Ask.com has cut 40 jobs, including the beloved and talented Gary Price, in its reorganization and attempt to develop a new "strategy." You can read more in Gary's post on ResourceShelf, the Wall Street Journal article, the Reuters story, or a most interesting reaction from Search Engine Roundtable to new "strategy" of focusing their efforts on women over 30 and health and entertainment info. Can we say "tiny slice o' the market"? The sense in the search world in general is that this new direction (job cuts aside) is not a good one.
I am personally very disappointed, not only because I consider Gary a close friend and colleague, but because I rely on Ask.com for all of my searching. I teach it in my classes. I promote it on my blog when awesome features are introduced. The results are better, better-presented, and better-organized from a research standpoint - which is what library staff are usually using a search engine for. If it changes from what it is, and doesn't offer me what I need as an educational searcher, then I'll be in search of another engine to meet my needs. Let's wait and see what happens.
Please, Sarah, forgive me re-producing the whole of your post from earlier this month. In mitigation I offer the fact that it was the best one on this story which appeared in a lot of different places, including the ones you have provided links for above. It may not be a disaster but it sure feels like one to a large number of librarians and information managers!
I am personally not with Sarah on relying on Ask.com for all of my searching but that is because I am usually looking for something that I know exists e.g. the title of an article. When I'm researching something new then it's Ask.com, Yahoo!
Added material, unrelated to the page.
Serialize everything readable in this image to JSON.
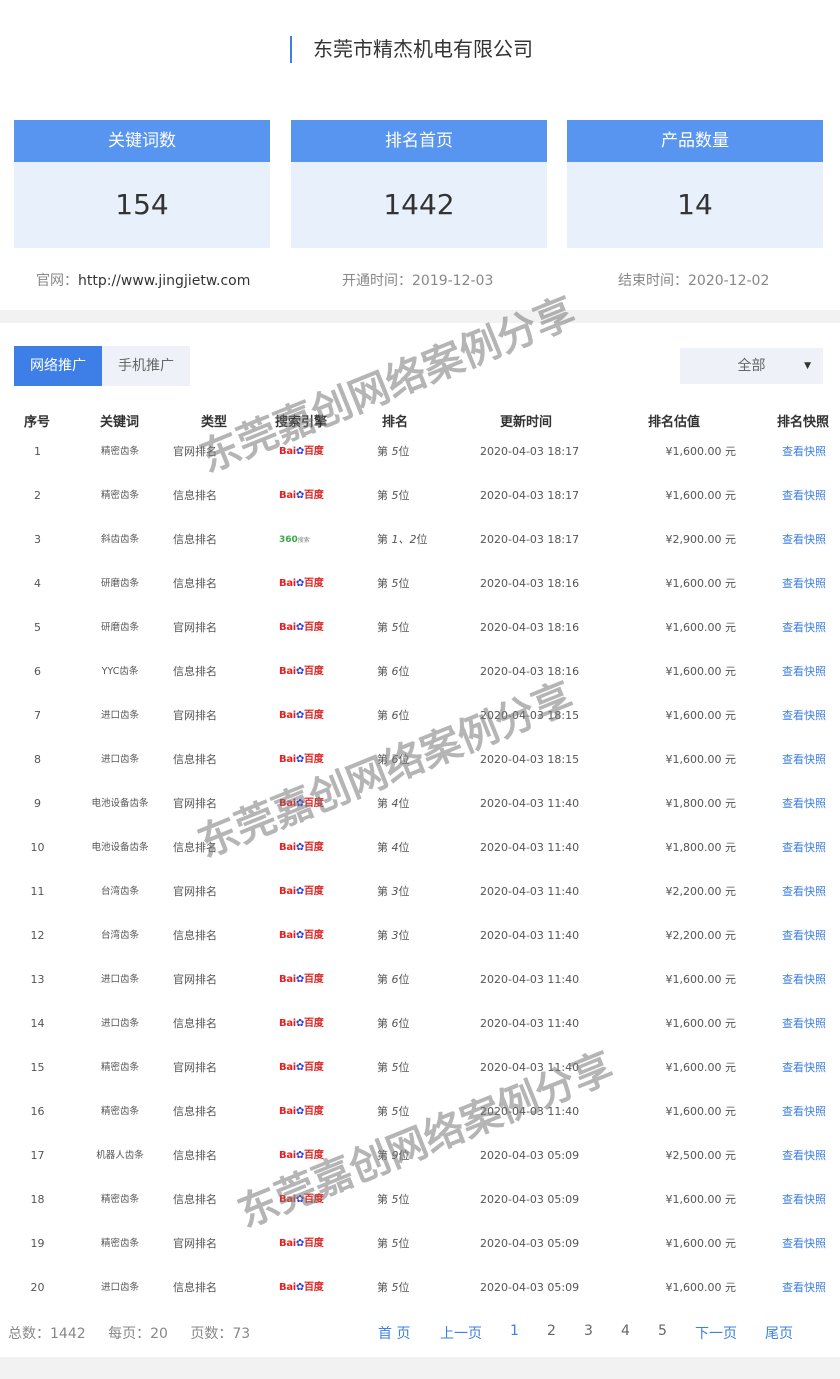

Answers or Exalead -- possibly all three and maybe others until I'm sure that I've got an answer to the question or, the more difficult issue, that an answer does not exist.